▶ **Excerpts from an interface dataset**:
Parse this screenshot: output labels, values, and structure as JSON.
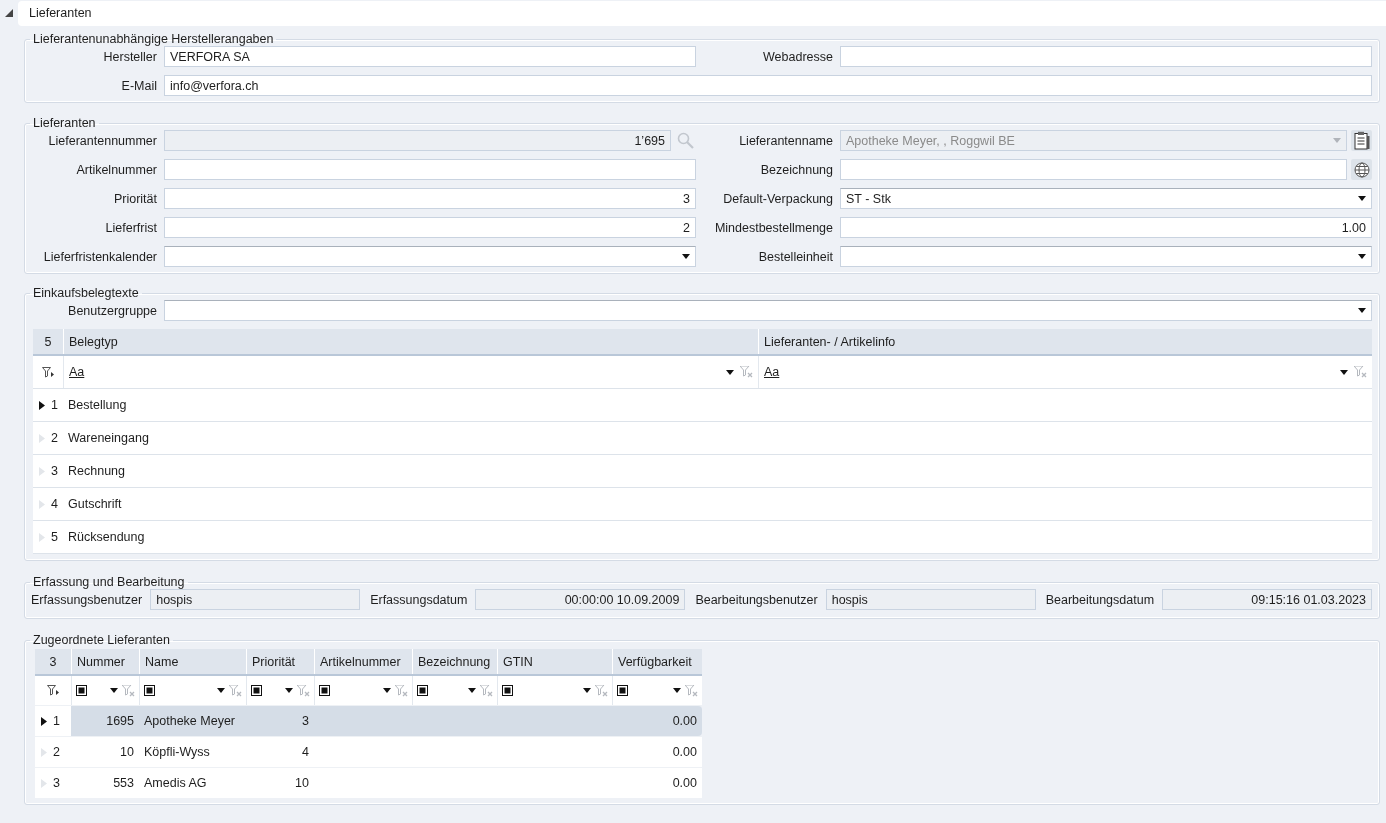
{
  "header": {
    "title": "Lieferanten",
    "expanded": true
  },
  "manufacturer": {
    "title": "Lieferantenunabhängige Herstellerangaben",
    "rows": [
      [
        {
          "label": "Hersteller",
          "kind": "text",
          "value": "VERFORA SA"
        },
        {
          "label": "Webadresse",
          "kind": "text"
        }
      ],
      [
        {
          "label": "E-Mail",
          "kind": "text",
          "value": "info@verfora.ch"
        }
      ]
    ]
  },
  "suppliers": {
    "title": "Lieferanten",
    "rows": [
      [
        {
          "label": "Lieferantennummer",
          "kind": "lookup",
          "value": "1’695"
        },
        {
          "label": "Lieferantenname",
          "kind": "lookup_select",
          "value": "Apotheke Meyer, , Roggwil BE"
        }
      ],
      [
        {
          "label": "Artikelnummer",
          "kind": "text"
        },
        {
          "label": "Bezeichnung",
          "kind": "translatable"
        }
      ],
      [
        {
          "label": "Priorität",
          "kind": "number",
          "value": "3"
        },
        {
          "label": "Default-Verpackung",
          "kind": "select",
          "value": "ST - Stk"
        }
      ],
      [
        {
          "label": "Lieferfrist",
          "kind": "number",
          "value": "2"
        },
        {
          "label": "Mindestbestellmenge",
          "kind": "number",
          "value": "1.00"
        }
      ],
      [
        {
          "label": "Lieferfristenkalender",
          "kind": "select"
        },
        {
          "label": "Bestelleinheit",
          "kind": "select"
        }
      ]
    ]
  },
  "purchase_texts": {
    "title": "Einkaufsbelegtexte",
    "rows": [
      [
        {
          "label": "Benutzergruppe",
          "kind": "select"
        }
      ]
    ],
    "grid": {
      "count": "5",
      "columns": [
        {
          "label": "Belegtyp",
          "filter_operator": "Aa"
        },
        {
          "label": "Lieferanten- / Artikelinfo",
          "filter_operator": "Aa"
        }
      ],
      "rows": [
        {
          "number": "1",
          "selected": true,
          "cells": [
            "Bestellung"
          ]
        },
        {
          "number": "2",
          "selected": false,
          "cells": [
            "Wareneingang"
          ]
        },
        {
          "number": "3",
          "selected": false,
          "cells": [
            "Rechnung"
          ]
        },
        {
          "number": "4",
          "selected": false,
          "cells": [
            "Gutschrift"
          ]
        },
        {
          "number": "5",
          "selected": false,
          "cells": [
            "Rücksendung"
          ]
        }
      ]
    }
  },
  "audit": {
    "title": "Erfassung und Bearbeitung",
    "fields": [
      {
        "label": "Erfassungsbenutzer",
        "kind": "text",
        "value": "hospis"
      },
      {
        "label": "Erfassungsdatum",
        "kind": "datetime",
        "value": "00:00:00 10.09.2009"
      },
      {
        "label": "Bearbeitungsbenutzer",
        "kind": "text",
        "value": "hospis"
      },
      {
        "label": "Bearbeitungsdatum",
        "kind": "datetime",
        "value": "09:15:16 01.03.2023"
      }
    ]
  },
  "assigned": {
    "title": "Zugeordnete Lieferanten",
    "count": "3",
    "columns": [
      {
        "label": "Nummer",
        "kind": "number"
      },
      {
        "label": "Name",
        "kind": "text"
      },
      {
        "label": "Priorität",
        "kind": "number"
      },
      {
        "label": "Artikelnummer"
      },
      {
        "label": "Bezeichnung"
      },
      {
        "label": "GTIN"
      },
      {
        "label": "Verfügbarkeit",
        "kind": "number"
      }
    ],
    "rows": [
      {
        "number": "1",
        "selected": true,
        "cells": [
          "1695",
          "Apotheke Meyer",
          "3",
          "",
          "",
          "",
          "0.00"
        ]
      },
      {
        "number": "2",
        "selected": false,
        "cells": [
          "10",
          "Köpfli-Wyss",
          "4",
          "",
          "",
          "",
          "0.00"
        ]
      },
      {
        "number": "3",
        "selected": false,
        "cells": [
          "553",
          "Amedis AG",
          "10",
          "",
          "",
          "",
          "0.00"
        ]
      }
    ]
  }
}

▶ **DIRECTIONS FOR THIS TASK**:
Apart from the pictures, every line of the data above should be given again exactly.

▶ **ANSWER TO THE PROBLEM**:
Parse this screenshot: output labels, values, and structure as JSON.
{
  "header": {
    "title": "Lieferanten",
    "expanded": true
  },
  "manufacturer": {
    "title": "Lieferantenunabhängige Herstellerangaben",
    "rows": [
      [
        {
          "label": "Hersteller",
          "kind": "text",
          "value": "VERFORA SA"
        },
        {
          "label": "Webadresse",
          "kind": "text"
        }
      ],
      [
        {
          "label": "E-Mail",
          "kind": "text",
          "value": "info@verfora.ch"
        }
      ]
    ]
  },
  "suppliers": {
    "title": "Lieferanten",
    "rows": [
      [
        {
          "label": "Lieferantennummer",
          "kind": "lookup",
          "value": "1’695"
        },
        {
          "label": "Lieferantenname",
          "kind": "lookup_select",
          "value": "Apotheke Meyer, , Roggwil BE"
        }
      ],
      [
        {
          "label": "Artikelnummer",
          "kind": "text"
        },
        {
          "label": "Bezeichnung",
          "kind": "translatable"
        }
      ],
      [
        {
          "label": "Priorität",
          "kind": "number",
          "value": "3"
        },
        {
          "label": "Default-Verpackung",
          "kind": "select",
          "value": "ST - Stk"
        }
      ],
      [
        {
          "label": "Lieferfrist",
          "kind": "number",
          "value": "2"
        },
        {
          "label": "Mindestbestellmenge",
          "kind": "number",
          "value": "1.00"
        }
      ],
      [
        {
          "label": "Lieferfristenkalender",
          "kind": "select"
        },
        {
          "label": "Bestelleinheit",
          "kind": "select"
        }
      ]
    ]
  },
  "purchase_texts": {
    "title": "Einkaufsbelegtexte",
    "rows": [
      [
        {
          "label": "Benutzergruppe",
          "kind": "select"
        }
      ]
    ],
    "grid": {
      "count": "5",
      "columns": [
        {
          "label": "Belegtyp",
          "filter_operator": "Aa"
        },
        {
          "label": "Lieferanten- / Artikelinfo",
          "filter_operator": "Aa"
        }
      ],
      "rows": [
        {
          "number": "1",
          "selected": true,
          "cells": [
            "Bestellung"
          ]
        },
        {
          "number": "2",
          "selected": false,
          "cells": [
            "Wareneingang"
          ]
        },
        {
          "number": "3",
          "selected": false,
          "cells": [
            "Rechnung"
          ]
        },
        {
          "number": "4",
          "selected": false,
          "cells": [
            "Gutschrift"
          ]
        },
        {
          "number": "5",
          "selected": false,
          "cells": [
            "Rücksendung"
          ]
        }
      ]
    }
  },
  "audit": {
    "title": "Erfassung und Bearbeitung",
    "fields": [
      {
        "label": "Erfassungsbenutzer",
        "kind": "text",
        "value": "hospis"
      },
      {
        "label": "Erfassungsdatum",
        "kind": "datetime",
        "value": "00:00:00 10.09.2009"
      },
      {
        "label": "Bearbeitungsbenutzer",
        "kind": "text",
        "value": "hospis"
      },
      {
        "label": "Bearbeitungsdatum",
        "kind": "datetime",
        "value": "09:15:16 01.03.2023"
      }
    ]
  },
  "assigned": {
    "title": "Zugeordnete Lieferanten",
    "count": "3",
    "columns": [
      {
        "label": "Nummer",
        "kind": "number"
      },
      {
        "label": "Name",
        "kind": "text"
      },
      {
        "label": "Priorität",
        "kind": "number"
      },
      {
        "label": "Artikelnummer"
      },
      {
        "label": "Bezeichnung"
      },
      {
        "label": "GTIN"
      },
      {
        "label": "Verfügbarkeit",
        "kind": "number"
      }
    ],
    "rows": [
      {
        "number": "1",
        "selected": true,
        "cells": [
          "1695",
          "Apotheke Meyer",
          "3",
          "",
          "",
          "",
          "0.00"
        ]
      },
      {
        "number": "2",
        "selected": false,
        "cells": [
          "10",
          "Köpfli-Wyss",
          "4",
          "",
          "",
          "",
          "0.00"
        ]
      },
      {
        "number": "3",
        "selected": false,
        "cells": [
          "553",
          "Amedis AG",
          "10",
          "",
          "",
          "",
          "0.00"
        ]
      }
    ]
  }
}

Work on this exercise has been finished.